**Task brief:**
From the listing that follows, extract every line and set it down unaltered.
==== Given records
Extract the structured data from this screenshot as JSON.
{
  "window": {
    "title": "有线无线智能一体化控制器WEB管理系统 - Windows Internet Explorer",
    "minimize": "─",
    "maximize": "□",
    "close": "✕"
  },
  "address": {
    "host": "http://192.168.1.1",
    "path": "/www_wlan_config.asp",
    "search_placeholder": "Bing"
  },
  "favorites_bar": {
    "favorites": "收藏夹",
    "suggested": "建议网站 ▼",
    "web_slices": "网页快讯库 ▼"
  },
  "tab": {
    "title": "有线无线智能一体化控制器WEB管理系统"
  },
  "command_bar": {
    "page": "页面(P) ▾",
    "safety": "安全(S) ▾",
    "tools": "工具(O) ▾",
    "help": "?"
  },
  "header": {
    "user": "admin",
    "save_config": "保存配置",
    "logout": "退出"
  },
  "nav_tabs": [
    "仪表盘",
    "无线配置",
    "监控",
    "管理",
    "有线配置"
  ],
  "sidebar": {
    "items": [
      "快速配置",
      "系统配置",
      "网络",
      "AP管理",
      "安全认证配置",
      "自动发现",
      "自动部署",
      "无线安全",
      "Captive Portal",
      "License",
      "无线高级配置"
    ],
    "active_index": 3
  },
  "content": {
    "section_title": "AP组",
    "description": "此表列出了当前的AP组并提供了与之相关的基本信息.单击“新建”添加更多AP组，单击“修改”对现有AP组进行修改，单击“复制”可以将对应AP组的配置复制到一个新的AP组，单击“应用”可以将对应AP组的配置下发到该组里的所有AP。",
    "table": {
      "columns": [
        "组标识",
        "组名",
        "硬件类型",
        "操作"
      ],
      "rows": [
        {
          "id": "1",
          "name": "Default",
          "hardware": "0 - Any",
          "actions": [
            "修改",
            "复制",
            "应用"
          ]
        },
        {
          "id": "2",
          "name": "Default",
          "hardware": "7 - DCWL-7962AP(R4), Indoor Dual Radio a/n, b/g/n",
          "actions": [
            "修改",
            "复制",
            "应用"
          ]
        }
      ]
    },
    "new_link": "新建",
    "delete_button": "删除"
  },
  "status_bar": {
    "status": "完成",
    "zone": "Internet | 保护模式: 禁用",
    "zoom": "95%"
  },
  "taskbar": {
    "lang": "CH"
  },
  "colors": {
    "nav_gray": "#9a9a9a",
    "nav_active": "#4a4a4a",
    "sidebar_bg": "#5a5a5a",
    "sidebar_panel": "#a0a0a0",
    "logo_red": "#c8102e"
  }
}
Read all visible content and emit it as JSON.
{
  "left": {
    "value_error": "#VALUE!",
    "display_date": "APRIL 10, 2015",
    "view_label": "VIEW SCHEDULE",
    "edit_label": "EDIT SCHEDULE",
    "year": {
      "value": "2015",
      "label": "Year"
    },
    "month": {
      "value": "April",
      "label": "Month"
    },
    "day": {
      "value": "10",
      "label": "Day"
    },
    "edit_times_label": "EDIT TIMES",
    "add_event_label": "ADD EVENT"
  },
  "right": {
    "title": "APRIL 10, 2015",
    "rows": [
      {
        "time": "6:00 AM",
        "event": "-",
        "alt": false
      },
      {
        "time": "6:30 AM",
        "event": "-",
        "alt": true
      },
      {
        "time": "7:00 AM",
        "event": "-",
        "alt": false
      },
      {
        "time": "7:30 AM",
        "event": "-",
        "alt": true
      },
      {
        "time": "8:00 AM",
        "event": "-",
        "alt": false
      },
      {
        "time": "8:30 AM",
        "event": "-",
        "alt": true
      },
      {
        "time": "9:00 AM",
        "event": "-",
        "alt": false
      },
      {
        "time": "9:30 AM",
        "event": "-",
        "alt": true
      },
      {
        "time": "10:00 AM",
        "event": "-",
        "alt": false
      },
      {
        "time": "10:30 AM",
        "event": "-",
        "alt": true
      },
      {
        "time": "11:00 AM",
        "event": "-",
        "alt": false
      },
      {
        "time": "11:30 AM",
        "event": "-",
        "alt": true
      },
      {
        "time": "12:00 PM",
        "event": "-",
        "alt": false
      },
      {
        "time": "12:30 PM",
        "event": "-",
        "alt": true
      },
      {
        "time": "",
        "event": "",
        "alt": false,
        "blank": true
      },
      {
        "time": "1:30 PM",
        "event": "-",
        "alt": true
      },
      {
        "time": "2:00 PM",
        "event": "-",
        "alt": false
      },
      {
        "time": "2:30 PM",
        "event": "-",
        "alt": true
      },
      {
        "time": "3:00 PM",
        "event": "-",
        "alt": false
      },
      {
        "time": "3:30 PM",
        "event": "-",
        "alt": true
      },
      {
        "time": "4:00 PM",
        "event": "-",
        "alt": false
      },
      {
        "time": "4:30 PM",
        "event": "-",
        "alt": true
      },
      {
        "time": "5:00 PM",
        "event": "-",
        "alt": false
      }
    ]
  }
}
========
**Finished task:**
Extract the structured data from this screenshot as JSON.
{
  "window": {
    "title": "有线无线智能一体化控制器WEB管理系统 - Windows Internet Explorer",
    "minimize": "─",
    "maximize": "□",
    "close": "✕"
  },
  "address": {
    "host": "http://192.168.1.1",
    "path": "/www_wlan_config.asp",
    "search_placeholder": "Bing"
  },
  "favorites_bar": {
    "favorites": "收藏夹",
    "suggested": "建议网站 ▼",
    "web_slices": "网页快讯库 ▼"
  },
  "tab": {
    "title": "有线无线智能一体化控制器WEB管理系统"
  },
  "command_bar": {
    "page": "页面(P) ▾",
    "safety": "安全(S) ▾",
    "tools": "工具(O) ▾",
    "help": "?"
  },
  "header": {
    "user": "admin",
    "save_config": "保存配置",
    "logout": "退出"
  },
  "nav_tabs": [
    "仪表盘",
    "无线配置",
    "监控",
    "管理",
    "有线配置"
  ],
  "sidebar": {
    "items": [
      "快速配置",
      "系统配置",
      "网络",
      "AP管理",
      "安全认证配置",
      "自动发现",
      "自动部署",
      "无线安全",
      "Captive Portal",
      "License",
      "无线高级配置"
    ],
    "active_index": 3
  },
  "content": {
    "section_title": "AP组",
    "description": "此表列出了当前的AP组并提供了与之相关的基本信息.单击“新建”添加更多AP组，单击“修改”对现有AP组进行修改，单击“复制”可以将对应AP组的配置复制到一个新的AP组，单击“应用”可以将对应AP组的配置下发到该组里的所有AP。",
    "table": {
      "columns": [
        "组标识",
        "组名",
        "硬件类型",
        "操作"
      ],
      "rows": [
        {
          "id": "1",
          "name": "Default",
          "hardware": "0 - Any",
          "actions": [
            "修改",
            "复制",
            "应用"
          ]
        },
        {
          "id": "2",
          "name": "Default",
          "hardware": "7 - DCWL-7962AP(R4), Indoor Dual Radio a/n, b/g/n",
          "actions": [
            "修改",
            "复制",
            "应用"
          ]
        }
      ]
    },
    "new_link": "新建",
    "delete_button": "删除"
  },
  "status_bar": {
    "status": "完成",
    "zone": "Internet | 保护模式: 禁用",
    "zoom": "95%"
  },
  "taskbar": {
    "lang": "CH"
  },
  "colors": {
    "nav_gray": "#9a9a9a",
    "nav_active": "#4a4a4a",
    "sidebar_bg": "#5a5a5a",
    "sidebar_panel": "#a0a0a0",
    "logo_red": "#c8102e"
  }
}
Read all visible content and emit it as JSON.
{
  "left": {
    "value_error": "#VALUE!",
    "display_date": "APRIL 10, 2015",
    "view_label": "VIEW SCHEDULE",
    "edit_label": "EDIT SCHEDULE",
    "year": {
      "value": "2015",
      "label": "Year"
    },
    "month": {
      "value": "April",
      "label": "Month"
    },
    "day": {
      "value": "10",
      "label": "Day"
    },
    "edit_times_label": "EDIT TIMES",
    "add_event_label": "ADD EVENT"
  },
  "right": {
    "title": "APRIL 10, 2015",
    "rows": [
      {
        "time": "6:00 AM",
        "event": "-",
        "alt": false
      },
      {
        "time": "6:30 AM",
        "event": "-",
        "alt": true
      },
      {
        "time": "7:00 AM",
        "event": "-",
        "alt": false
      },
      {
        "time": "7:30 AM",
        "event": "-",
        "alt": true
      },
      {
        "time": "8:00 AM",
        "event": "-",
        "alt": false
      },
      {
        "time": "8:30 AM",
        "event": "-",
        "alt": true
      },
      {
        "time": "9:00 AM",
        "event": "-",
        "alt": false
      },
      {
        "time": "9:30 AM",
        "event": "-",
        "alt": true
      },
      {
        "time": "10:00 AM",
        "event": "-",
        "alt": false
      },
      {
        "time": "10:30 AM",
        "event": "-",
        "alt": true
      },
      {
        "time": "11:00 AM",
        "event": "-",
        "alt": false
      },
      {
        "time": "11:30 AM",
        "event": "-",
        "alt": true
      },
      {
        "time": "12:00 PM",
        "event": "-",
        "alt": false
      },
      {
        "time": "12:30 PM",
        "event": "-",
        "alt": true
      },
      {
        "time": "",
        "event": "",
        "alt": false,
        "blank": true
      },
      {
        "time": "1:30 PM",
        "event": "-",
        "alt": true
      },
      {
        "time": "2:00 PM",
        "event": "-",
        "alt": false
      },
      {
        "time": "2:30 PM",
        "event": "-",
        "alt": true
      },
      {
        "time": "3:00 PM",
        "event": "-",
        "alt": false
      },
      {
        "time": "3:30 PM",
        "event": "-",
        "alt": true
      },
      {
        "time": "4:00 PM",
        "event": "-",
        "alt": false
      },
      {
        "time": "4:30 PM",
        "event": "-",
        "alt": true
      },
      {
        "time": "5:00 PM",
        "event": "-",
        "alt": false
      }
    ]
  }
}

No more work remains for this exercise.